- Most likely outcome is swap for longer dated notes: sources
- Dollar bond talks would follow June deal with local creditors
Usiminas is exploring a plan to push out maturities on its dollar bonds as part of the Brazilian steelmaker’s broader debt restructuring after prices and demand slumped, people with knowledge of the matter said.
The Belo Horizonte-based company will offer holders different options to restructure $180 million in notes due 2018, said the people, who asked not to be named because talks are private. The most likely outcome is to swap the notes for longer dated bonds without an explicit haircut, the people said. For now, it’s not offering to buy back the notes, they said.
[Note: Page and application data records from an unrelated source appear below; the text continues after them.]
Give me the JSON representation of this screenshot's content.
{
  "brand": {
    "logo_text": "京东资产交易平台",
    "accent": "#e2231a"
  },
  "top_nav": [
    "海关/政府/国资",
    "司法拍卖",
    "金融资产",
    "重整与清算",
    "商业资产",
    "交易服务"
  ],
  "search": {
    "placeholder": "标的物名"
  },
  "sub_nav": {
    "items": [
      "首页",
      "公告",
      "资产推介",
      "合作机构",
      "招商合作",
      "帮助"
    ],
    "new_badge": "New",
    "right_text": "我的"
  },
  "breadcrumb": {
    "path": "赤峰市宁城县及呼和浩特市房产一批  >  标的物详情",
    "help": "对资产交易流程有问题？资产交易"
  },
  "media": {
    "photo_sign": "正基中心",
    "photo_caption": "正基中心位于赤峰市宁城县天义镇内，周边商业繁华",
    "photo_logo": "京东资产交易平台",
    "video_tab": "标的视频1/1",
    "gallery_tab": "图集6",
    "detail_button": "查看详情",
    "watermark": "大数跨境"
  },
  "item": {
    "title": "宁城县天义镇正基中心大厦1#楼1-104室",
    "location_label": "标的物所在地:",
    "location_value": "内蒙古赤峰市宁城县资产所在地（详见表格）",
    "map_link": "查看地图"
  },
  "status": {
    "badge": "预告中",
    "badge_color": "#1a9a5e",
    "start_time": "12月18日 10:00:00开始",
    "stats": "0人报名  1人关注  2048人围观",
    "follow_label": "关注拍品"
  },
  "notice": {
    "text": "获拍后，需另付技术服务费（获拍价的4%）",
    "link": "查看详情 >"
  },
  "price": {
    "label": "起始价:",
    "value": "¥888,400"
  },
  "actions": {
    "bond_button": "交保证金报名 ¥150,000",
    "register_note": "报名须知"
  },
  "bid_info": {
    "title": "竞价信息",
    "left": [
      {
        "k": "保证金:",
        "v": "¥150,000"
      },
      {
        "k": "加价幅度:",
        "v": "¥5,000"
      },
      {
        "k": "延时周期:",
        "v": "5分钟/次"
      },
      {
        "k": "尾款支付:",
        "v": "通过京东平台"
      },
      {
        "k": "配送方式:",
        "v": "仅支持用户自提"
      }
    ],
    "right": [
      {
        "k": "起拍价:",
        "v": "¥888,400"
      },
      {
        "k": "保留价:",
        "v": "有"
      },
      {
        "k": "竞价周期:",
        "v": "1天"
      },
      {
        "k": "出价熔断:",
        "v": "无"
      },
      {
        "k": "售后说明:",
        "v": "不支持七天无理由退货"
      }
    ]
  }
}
The dollar-bond proposal follows a June accord with local creditors -- including Itau Unibanco Holding SA, Banco Bradesco SA, Banco do Brasil SA and BNDES -- that gave Usiminas 10 years to pay back debt accounting for 75 percent of the total it’s renegotiating. BNDES confirmed it was extending Usiminas’ 120-day credit standstill after the steelmaker completed a 1 billion-real capital increase.
Usiminas’s press office didn’t return e-mails and calls seeking comment on the dollar-debt negotiations.
The 2018 notes slumped to as low as 27.5 cents on the dollar in February when Brazil’s recession choked off demand for steel, thwarting Usiminas’s efforts to cut leverage. Since then, the bonds have recovered to 86 cents.
Nippon Steel & Sumitomo Metal Corp. and Techint Group, which control Usiminas through a shareholder pact, have been engaged in a long-running battle over how to run the company formally known as Usinas Siderurgicas de Minas Gerais SA.